(Entries from a dataset of interfaces)
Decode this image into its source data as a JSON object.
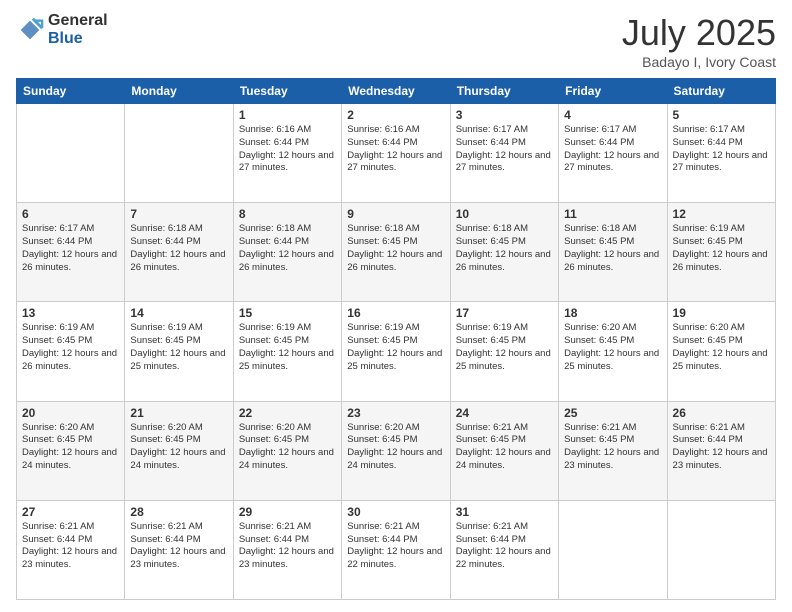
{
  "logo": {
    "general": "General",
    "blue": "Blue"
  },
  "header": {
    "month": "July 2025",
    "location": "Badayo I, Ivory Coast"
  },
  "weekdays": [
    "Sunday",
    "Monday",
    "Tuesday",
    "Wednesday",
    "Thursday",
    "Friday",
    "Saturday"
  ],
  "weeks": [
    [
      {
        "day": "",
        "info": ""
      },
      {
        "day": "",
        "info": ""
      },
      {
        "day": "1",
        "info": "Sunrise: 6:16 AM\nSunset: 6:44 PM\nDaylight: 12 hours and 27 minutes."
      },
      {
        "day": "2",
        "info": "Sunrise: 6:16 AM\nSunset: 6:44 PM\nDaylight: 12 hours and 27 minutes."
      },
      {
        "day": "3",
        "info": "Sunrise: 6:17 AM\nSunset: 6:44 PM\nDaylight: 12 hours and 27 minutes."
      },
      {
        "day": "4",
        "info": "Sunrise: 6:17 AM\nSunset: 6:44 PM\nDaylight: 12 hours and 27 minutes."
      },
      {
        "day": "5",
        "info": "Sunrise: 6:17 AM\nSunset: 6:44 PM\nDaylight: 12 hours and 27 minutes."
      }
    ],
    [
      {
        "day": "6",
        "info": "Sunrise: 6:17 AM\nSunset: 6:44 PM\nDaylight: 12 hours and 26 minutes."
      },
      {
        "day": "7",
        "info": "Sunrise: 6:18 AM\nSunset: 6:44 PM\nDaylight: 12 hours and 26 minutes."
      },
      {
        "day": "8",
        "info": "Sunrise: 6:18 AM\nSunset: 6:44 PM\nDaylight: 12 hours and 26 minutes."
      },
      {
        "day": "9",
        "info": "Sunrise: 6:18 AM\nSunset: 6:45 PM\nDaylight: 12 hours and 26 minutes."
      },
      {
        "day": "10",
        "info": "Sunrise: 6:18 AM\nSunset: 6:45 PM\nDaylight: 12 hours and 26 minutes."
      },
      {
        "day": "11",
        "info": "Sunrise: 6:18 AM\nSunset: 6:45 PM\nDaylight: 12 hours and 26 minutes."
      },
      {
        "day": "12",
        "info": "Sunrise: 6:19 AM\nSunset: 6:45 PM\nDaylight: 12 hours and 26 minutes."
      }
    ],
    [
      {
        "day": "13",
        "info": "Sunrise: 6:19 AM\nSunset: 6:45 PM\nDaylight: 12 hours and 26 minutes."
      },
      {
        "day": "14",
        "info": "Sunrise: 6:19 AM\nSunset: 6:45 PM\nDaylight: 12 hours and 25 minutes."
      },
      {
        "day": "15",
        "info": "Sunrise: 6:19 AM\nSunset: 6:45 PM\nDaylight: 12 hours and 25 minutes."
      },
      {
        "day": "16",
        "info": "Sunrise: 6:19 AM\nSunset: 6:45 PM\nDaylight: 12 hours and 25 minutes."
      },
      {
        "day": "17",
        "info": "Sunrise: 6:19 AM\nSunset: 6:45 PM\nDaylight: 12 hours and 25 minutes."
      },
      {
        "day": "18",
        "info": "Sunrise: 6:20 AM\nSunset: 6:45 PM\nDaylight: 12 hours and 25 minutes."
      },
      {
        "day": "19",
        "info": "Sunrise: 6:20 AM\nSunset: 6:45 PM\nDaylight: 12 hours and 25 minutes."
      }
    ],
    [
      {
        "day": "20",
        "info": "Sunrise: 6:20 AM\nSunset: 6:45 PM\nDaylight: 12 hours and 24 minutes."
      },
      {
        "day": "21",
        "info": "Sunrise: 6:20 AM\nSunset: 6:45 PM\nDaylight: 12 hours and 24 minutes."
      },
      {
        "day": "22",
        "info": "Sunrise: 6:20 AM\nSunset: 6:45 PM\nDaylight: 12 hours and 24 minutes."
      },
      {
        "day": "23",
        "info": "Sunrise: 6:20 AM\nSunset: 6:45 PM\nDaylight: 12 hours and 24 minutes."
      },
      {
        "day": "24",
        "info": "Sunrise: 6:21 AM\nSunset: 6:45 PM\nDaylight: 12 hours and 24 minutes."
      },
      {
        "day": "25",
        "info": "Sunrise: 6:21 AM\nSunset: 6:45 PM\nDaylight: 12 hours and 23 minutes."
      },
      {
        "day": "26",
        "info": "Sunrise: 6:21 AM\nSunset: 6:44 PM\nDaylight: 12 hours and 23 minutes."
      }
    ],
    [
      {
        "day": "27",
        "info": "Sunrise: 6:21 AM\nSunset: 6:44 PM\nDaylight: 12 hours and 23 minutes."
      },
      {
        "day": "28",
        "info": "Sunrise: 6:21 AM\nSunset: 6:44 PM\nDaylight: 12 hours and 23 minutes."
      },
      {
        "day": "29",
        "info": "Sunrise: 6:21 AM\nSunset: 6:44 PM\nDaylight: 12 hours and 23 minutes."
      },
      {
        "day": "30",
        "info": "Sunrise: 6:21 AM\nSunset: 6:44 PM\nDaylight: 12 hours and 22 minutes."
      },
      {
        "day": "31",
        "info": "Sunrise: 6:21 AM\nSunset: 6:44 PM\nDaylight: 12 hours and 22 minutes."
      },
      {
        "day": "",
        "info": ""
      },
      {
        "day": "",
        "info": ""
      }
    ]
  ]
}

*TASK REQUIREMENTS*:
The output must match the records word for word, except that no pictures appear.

*WRITTEN ANSWER*:
Decode this image into its source data as a JSON object.
{
  "logo": {
    "general": "General",
    "blue": "Blue"
  },
  "header": {
    "month": "July 2025",
    "location": "Badayo I, Ivory Coast"
  },
  "weekdays": [
    "Sunday",
    "Monday",
    "Tuesday",
    "Wednesday",
    "Thursday",
    "Friday",
    "Saturday"
  ],
  "weeks": [
    [
      {
        "day": "",
        "info": ""
      },
      {
        "day": "",
        "info": ""
      },
      {
        "day": "1",
        "info": "Sunrise: 6:16 AM\nSunset: 6:44 PM\nDaylight: 12 hours and 27 minutes."
      },
      {
        "day": "2",
        "info": "Sunrise: 6:16 AM\nSunset: 6:44 PM\nDaylight: 12 hours and 27 minutes."
      },
      {
        "day": "3",
        "info": "Sunrise: 6:17 AM\nSunset: 6:44 PM\nDaylight: 12 hours and 27 minutes."
      },
      {
        "day": "4",
        "info": "Sunrise: 6:17 AM\nSunset: 6:44 PM\nDaylight: 12 hours and 27 minutes."
      },
      {
        "day": "5",
        "info": "Sunrise: 6:17 AM\nSunset: 6:44 PM\nDaylight: 12 hours and 27 minutes."
      }
    ],
    [
      {
        "day": "6",
        "info": "Sunrise: 6:17 AM\nSunset: 6:44 PM\nDaylight: 12 hours and 26 minutes."
      },
      {
        "day": "7",
        "info": "Sunrise: 6:18 AM\nSunset: 6:44 PM\nDaylight: 12 hours and 26 minutes."
      },
      {
        "day": "8",
        "info": "Sunrise: 6:18 AM\nSunset: 6:44 PM\nDaylight: 12 hours and 26 minutes."
      },
      {
        "day": "9",
        "info": "Sunrise: 6:18 AM\nSunset: 6:45 PM\nDaylight: 12 hours and 26 minutes."
      },
      {
        "day": "10",
        "info": "Sunrise: 6:18 AM\nSunset: 6:45 PM\nDaylight: 12 hours and 26 minutes."
      },
      {
        "day": "11",
        "info": "Sunrise: 6:18 AM\nSunset: 6:45 PM\nDaylight: 12 hours and 26 minutes."
      },
      {
        "day": "12",
        "info": "Sunrise: 6:19 AM\nSunset: 6:45 PM\nDaylight: 12 hours and 26 minutes."
      }
    ],
    [
      {
        "day": "13",
        "info": "Sunrise: 6:19 AM\nSunset: 6:45 PM\nDaylight: 12 hours and 26 minutes."
      },
      {
        "day": "14",
        "info": "Sunrise: 6:19 AM\nSunset: 6:45 PM\nDaylight: 12 hours and 25 minutes."
      },
      {
        "day": "15",
        "info": "Sunrise: 6:19 AM\nSunset: 6:45 PM\nDaylight: 12 hours and 25 minutes."
      },
      {
        "day": "16",
        "info": "Sunrise: 6:19 AM\nSunset: 6:45 PM\nDaylight: 12 hours and 25 minutes."
      },
      {
        "day": "17",
        "info": "Sunrise: 6:19 AM\nSunset: 6:45 PM\nDaylight: 12 hours and 25 minutes."
      },
      {
        "day": "18",
        "info": "Sunrise: 6:20 AM\nSunset: 6:45 PM\nDaylight: 12 hours and 25 minutes."
      },
      {
        "day": "19",
        "info": "Sunrise: 6:20 AM\nSunset: 6:45 PM\nDaylight: 12 hours and 25 minutes."
      }
    ],
    [
      {
        "day": "20",
        "info": "Sunrise: 6:20 AM\nSunset: 6:45 PM\nDaylight: 12 hours and 24 minutes."
      },
      {
        "day": "21",
        "info": "Sunrise: 6:20 AM\nSunset: 6:45 PM\nDaylight: 12 hours and 24 minutes."
      },
      {
        "day": "22",
        "info": "Sunrise: 6:20 AM\nSunset: 6:45 PM\nDaylight: 12 hours and 24 minutes."
      },
      {
        "day": "23",
        "info": "Sunrise: 6:20 AM\nSunset: 6:45 PM\nDaylight: 12 hours and 24 minutes."
      },
      {
        "day": "24",
        "info": "Sunrise: 6:21 AM\nSunset: 6:45 PM\nDaylight: 12 hours and 24 minutes."
      },
      {
        "day": "25",
        "info": "Sunrise: 6:21 AM\nSunset: 6:45 PM\nDaylight: 12 hours and 23 minutes."
      },
      {
        "day": "26",
        "info": "Sunrise: 6:21 AM\nSunset: 6:44 PM\nDaylight: 12 hours and 23 minutes."
      }
    ],
    [
      {
        "day": "27",
        "info": "Sunrise: 6:21 AM\nSunset: 6:44 PM\nDaylight: 12 hours and 23 minutes."
      },
      {
        "day": "28",
        "info": "Sunrise: 6:21 AM\nSunset: 6:44 PM\nDaylight: 12 hours and 23 minutes."
      },
      {
        "day": "29",
        "info": "Sunrise: 6:21 AM\nSunset: 6:44 PM\nDaylight: 12 hours and 23 minutes."
      },
      {
        "day": "30",
        "info": "Sunrise: 6:21 AM\nSunset: 6:44 PM\nDaylight: 12 hours and 22 minutes."
      },
      {
        "day": "31",
        "info": "Sunrise: 6:21 AM\nSunset: 6:44 PM\nDaylight: 12 hours and 22 minutes."
      },
      {
        "day": "",
        "info": ""
      },
      {
        "day": "",
        "info": ""
      }
    ]
  ]
}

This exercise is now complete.